Interface dataset entries:
______

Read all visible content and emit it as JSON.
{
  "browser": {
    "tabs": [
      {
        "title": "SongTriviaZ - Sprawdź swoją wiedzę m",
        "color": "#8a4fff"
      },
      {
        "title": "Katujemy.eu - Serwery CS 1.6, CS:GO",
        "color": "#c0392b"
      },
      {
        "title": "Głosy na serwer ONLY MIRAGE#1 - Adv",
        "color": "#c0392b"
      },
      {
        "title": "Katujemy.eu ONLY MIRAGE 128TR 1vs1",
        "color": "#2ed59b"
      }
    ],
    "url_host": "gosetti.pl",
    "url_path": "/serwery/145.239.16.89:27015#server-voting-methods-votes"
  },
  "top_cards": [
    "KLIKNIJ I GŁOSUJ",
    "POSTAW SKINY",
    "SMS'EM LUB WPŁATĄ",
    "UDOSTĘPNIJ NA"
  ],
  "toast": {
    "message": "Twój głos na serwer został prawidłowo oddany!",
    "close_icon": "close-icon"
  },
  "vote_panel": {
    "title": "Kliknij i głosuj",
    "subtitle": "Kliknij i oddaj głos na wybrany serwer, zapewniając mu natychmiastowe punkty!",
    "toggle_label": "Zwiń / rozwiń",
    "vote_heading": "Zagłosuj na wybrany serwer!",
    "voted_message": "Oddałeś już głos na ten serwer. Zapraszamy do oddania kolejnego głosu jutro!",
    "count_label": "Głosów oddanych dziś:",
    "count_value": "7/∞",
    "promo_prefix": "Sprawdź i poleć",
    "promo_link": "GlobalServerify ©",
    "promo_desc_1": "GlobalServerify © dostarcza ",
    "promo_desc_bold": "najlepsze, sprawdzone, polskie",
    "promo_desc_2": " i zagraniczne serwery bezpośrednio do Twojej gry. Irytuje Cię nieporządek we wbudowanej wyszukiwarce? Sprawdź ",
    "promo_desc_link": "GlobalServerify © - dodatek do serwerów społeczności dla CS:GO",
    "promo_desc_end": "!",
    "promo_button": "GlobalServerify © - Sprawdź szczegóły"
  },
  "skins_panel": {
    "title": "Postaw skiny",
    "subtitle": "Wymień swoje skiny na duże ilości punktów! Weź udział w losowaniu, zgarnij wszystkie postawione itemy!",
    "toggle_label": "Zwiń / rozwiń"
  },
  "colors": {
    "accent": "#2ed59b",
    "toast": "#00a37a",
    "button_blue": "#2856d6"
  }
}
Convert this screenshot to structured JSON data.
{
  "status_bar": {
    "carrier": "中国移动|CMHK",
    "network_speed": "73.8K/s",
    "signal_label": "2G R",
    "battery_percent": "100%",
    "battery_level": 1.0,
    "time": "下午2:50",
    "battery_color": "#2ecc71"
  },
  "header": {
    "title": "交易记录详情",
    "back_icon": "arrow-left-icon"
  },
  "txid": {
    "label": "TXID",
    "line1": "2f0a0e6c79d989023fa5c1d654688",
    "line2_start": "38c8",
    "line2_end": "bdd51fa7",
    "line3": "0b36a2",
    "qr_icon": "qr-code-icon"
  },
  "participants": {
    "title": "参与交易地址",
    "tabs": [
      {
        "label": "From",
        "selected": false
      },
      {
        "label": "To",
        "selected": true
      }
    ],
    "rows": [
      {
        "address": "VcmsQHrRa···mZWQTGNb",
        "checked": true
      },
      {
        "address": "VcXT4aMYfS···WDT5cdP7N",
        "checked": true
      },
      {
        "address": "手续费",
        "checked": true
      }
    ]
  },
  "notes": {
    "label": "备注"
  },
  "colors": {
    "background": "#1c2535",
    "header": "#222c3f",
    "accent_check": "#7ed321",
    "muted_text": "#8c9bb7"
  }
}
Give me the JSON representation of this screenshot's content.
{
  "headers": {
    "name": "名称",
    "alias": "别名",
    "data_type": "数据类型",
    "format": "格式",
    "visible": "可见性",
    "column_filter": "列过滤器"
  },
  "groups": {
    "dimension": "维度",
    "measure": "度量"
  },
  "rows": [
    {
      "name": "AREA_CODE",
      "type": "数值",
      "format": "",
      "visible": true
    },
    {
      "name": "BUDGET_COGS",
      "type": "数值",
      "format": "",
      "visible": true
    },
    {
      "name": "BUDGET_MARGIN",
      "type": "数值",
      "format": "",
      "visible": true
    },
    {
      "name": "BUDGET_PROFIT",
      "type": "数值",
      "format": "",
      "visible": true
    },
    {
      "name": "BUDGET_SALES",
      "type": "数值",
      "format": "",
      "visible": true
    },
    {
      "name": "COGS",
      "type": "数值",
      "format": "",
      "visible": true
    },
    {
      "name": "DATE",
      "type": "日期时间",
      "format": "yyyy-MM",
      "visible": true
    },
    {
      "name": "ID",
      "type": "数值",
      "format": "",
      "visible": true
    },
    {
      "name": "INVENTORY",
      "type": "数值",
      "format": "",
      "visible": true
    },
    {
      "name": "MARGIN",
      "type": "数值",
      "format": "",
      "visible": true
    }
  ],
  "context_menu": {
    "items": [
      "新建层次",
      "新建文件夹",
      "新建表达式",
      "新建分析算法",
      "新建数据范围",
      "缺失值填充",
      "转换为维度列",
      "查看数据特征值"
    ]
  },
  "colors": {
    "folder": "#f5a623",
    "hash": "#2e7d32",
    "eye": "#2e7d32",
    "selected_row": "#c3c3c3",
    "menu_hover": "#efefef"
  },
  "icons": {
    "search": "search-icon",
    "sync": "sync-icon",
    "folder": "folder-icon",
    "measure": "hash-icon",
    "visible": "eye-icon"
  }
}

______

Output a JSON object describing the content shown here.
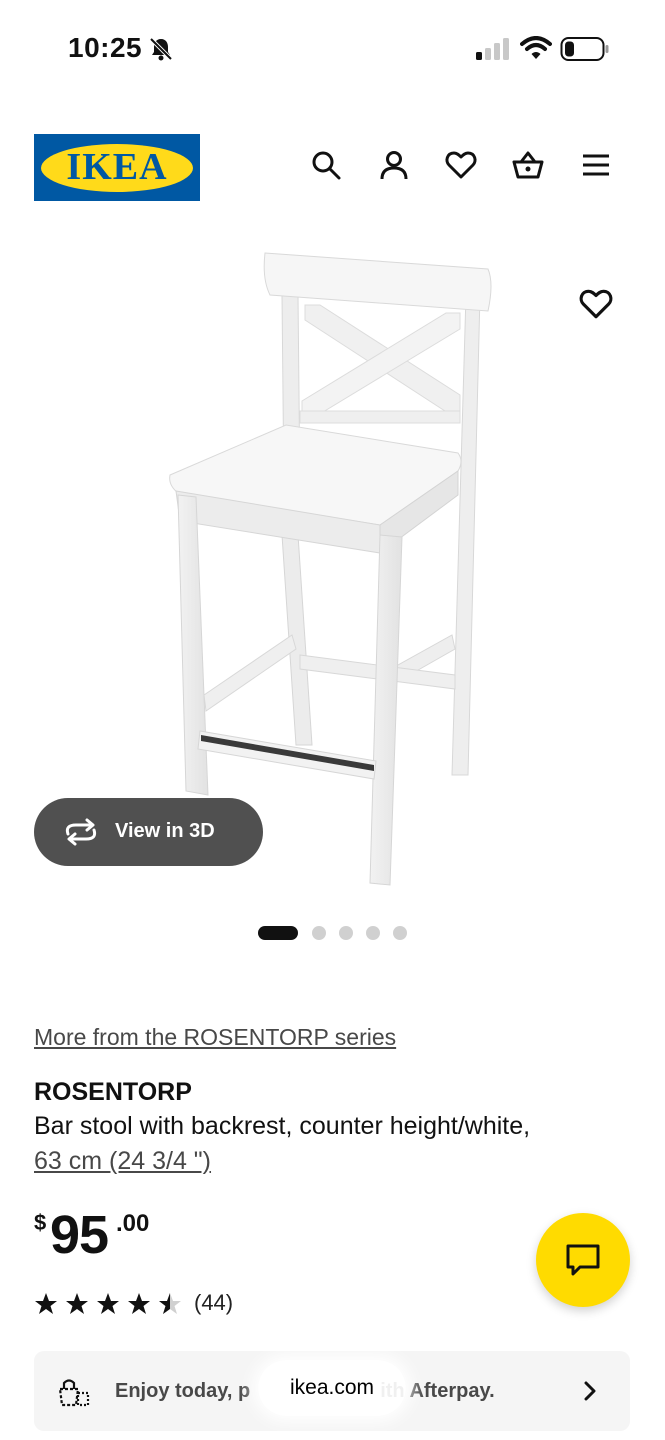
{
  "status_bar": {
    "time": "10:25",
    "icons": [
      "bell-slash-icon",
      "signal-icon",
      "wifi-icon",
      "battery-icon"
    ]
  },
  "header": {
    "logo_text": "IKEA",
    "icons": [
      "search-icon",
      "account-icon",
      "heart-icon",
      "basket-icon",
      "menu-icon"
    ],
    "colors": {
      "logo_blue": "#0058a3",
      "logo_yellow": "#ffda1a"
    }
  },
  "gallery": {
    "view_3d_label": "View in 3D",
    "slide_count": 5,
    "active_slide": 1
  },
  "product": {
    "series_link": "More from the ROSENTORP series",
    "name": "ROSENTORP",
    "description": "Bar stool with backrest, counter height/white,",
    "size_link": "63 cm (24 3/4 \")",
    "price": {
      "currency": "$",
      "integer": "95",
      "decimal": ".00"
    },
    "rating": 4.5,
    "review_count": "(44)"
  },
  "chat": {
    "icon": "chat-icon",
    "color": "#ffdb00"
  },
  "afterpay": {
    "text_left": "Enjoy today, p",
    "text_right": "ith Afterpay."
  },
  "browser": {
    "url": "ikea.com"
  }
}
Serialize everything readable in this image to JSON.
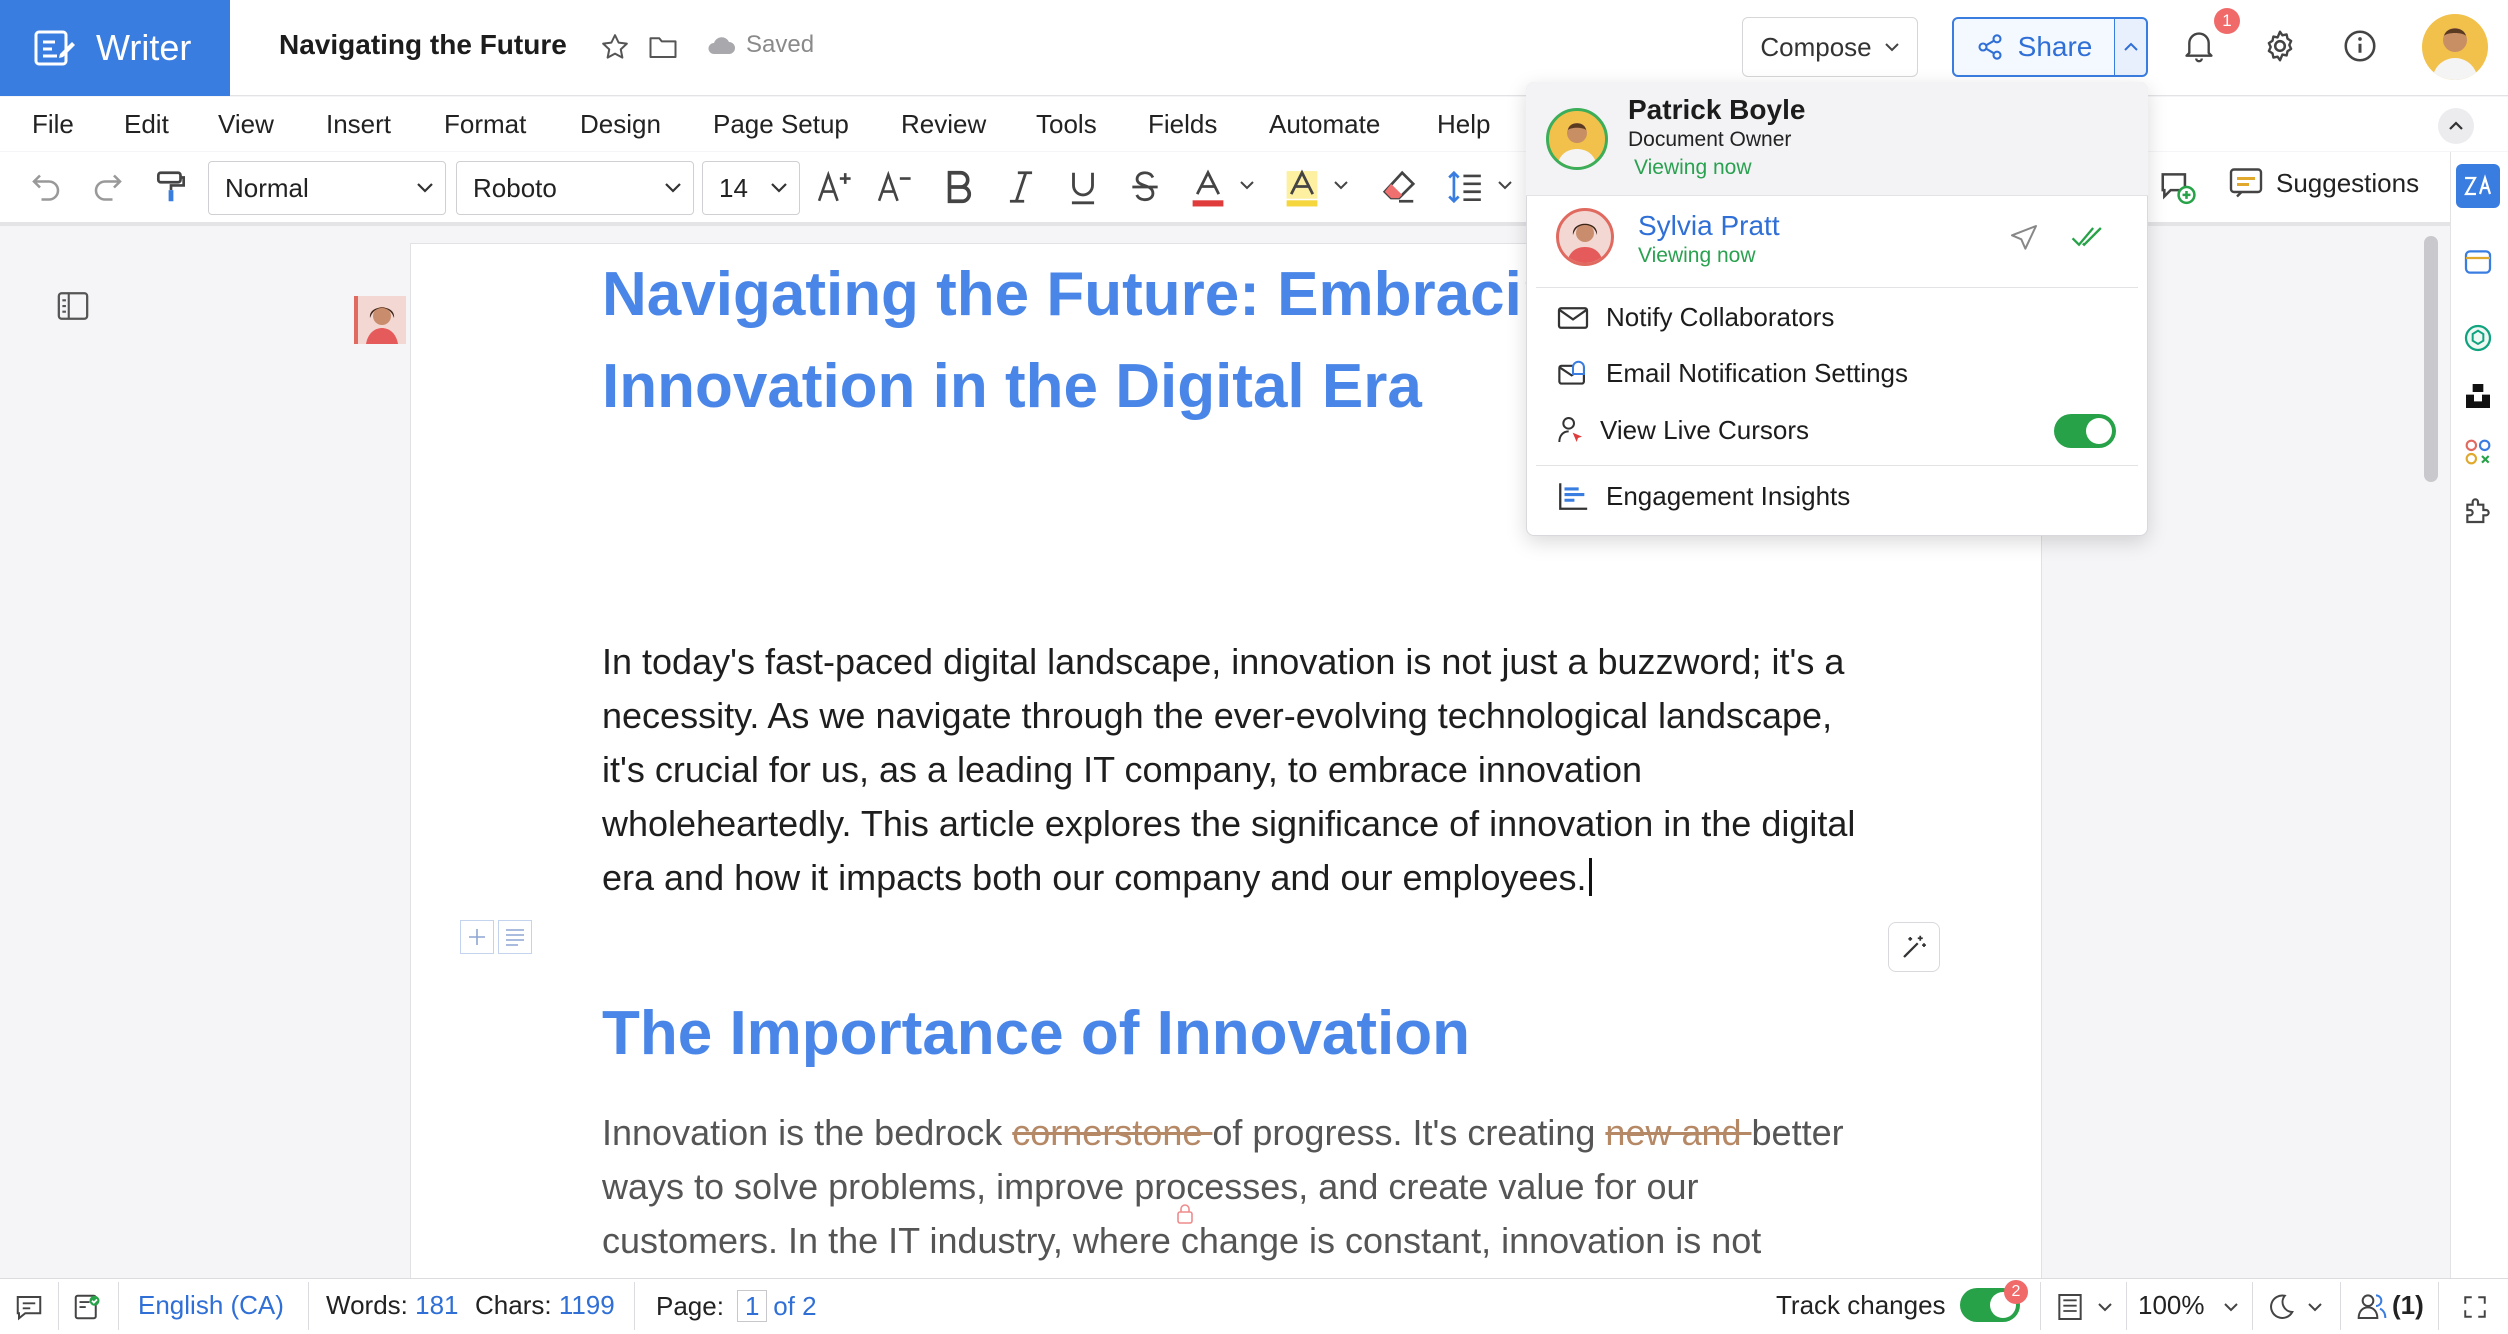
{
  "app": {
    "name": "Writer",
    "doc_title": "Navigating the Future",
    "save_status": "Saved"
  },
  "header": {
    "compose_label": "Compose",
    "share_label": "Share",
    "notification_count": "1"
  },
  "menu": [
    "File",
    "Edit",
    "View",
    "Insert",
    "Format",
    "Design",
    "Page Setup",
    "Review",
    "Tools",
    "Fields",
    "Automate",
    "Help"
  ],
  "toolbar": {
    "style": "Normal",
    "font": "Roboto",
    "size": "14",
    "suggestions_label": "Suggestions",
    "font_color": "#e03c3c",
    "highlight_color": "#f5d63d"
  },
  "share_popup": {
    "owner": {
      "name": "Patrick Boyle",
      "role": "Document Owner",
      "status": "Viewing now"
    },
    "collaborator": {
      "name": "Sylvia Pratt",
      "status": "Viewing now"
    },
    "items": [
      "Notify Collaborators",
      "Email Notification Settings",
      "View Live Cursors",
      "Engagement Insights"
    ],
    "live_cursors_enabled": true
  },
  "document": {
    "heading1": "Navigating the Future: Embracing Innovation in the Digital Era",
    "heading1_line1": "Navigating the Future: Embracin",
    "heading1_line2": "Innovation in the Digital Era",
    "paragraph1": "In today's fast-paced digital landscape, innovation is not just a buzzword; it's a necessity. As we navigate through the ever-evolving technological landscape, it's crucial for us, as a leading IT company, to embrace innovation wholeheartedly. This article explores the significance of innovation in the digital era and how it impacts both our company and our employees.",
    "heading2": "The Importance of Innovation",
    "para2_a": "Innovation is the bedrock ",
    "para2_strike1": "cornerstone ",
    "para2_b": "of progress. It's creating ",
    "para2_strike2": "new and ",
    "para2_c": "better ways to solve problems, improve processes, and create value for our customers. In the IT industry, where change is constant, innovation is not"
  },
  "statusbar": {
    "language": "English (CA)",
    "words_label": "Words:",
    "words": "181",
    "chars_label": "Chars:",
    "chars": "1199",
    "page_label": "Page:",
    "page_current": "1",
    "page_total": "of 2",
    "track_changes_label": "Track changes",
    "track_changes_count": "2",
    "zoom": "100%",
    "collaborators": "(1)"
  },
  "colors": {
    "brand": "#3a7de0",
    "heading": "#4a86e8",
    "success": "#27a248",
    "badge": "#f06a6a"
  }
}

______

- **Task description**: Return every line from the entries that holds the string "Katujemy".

- **Result of the task**:
        "title": "Katujemy.eu - Serwery CS 1.6, CS:GO",
        "title": "Katujemy.eu ONLY MIRAGE 128TR 1vs1",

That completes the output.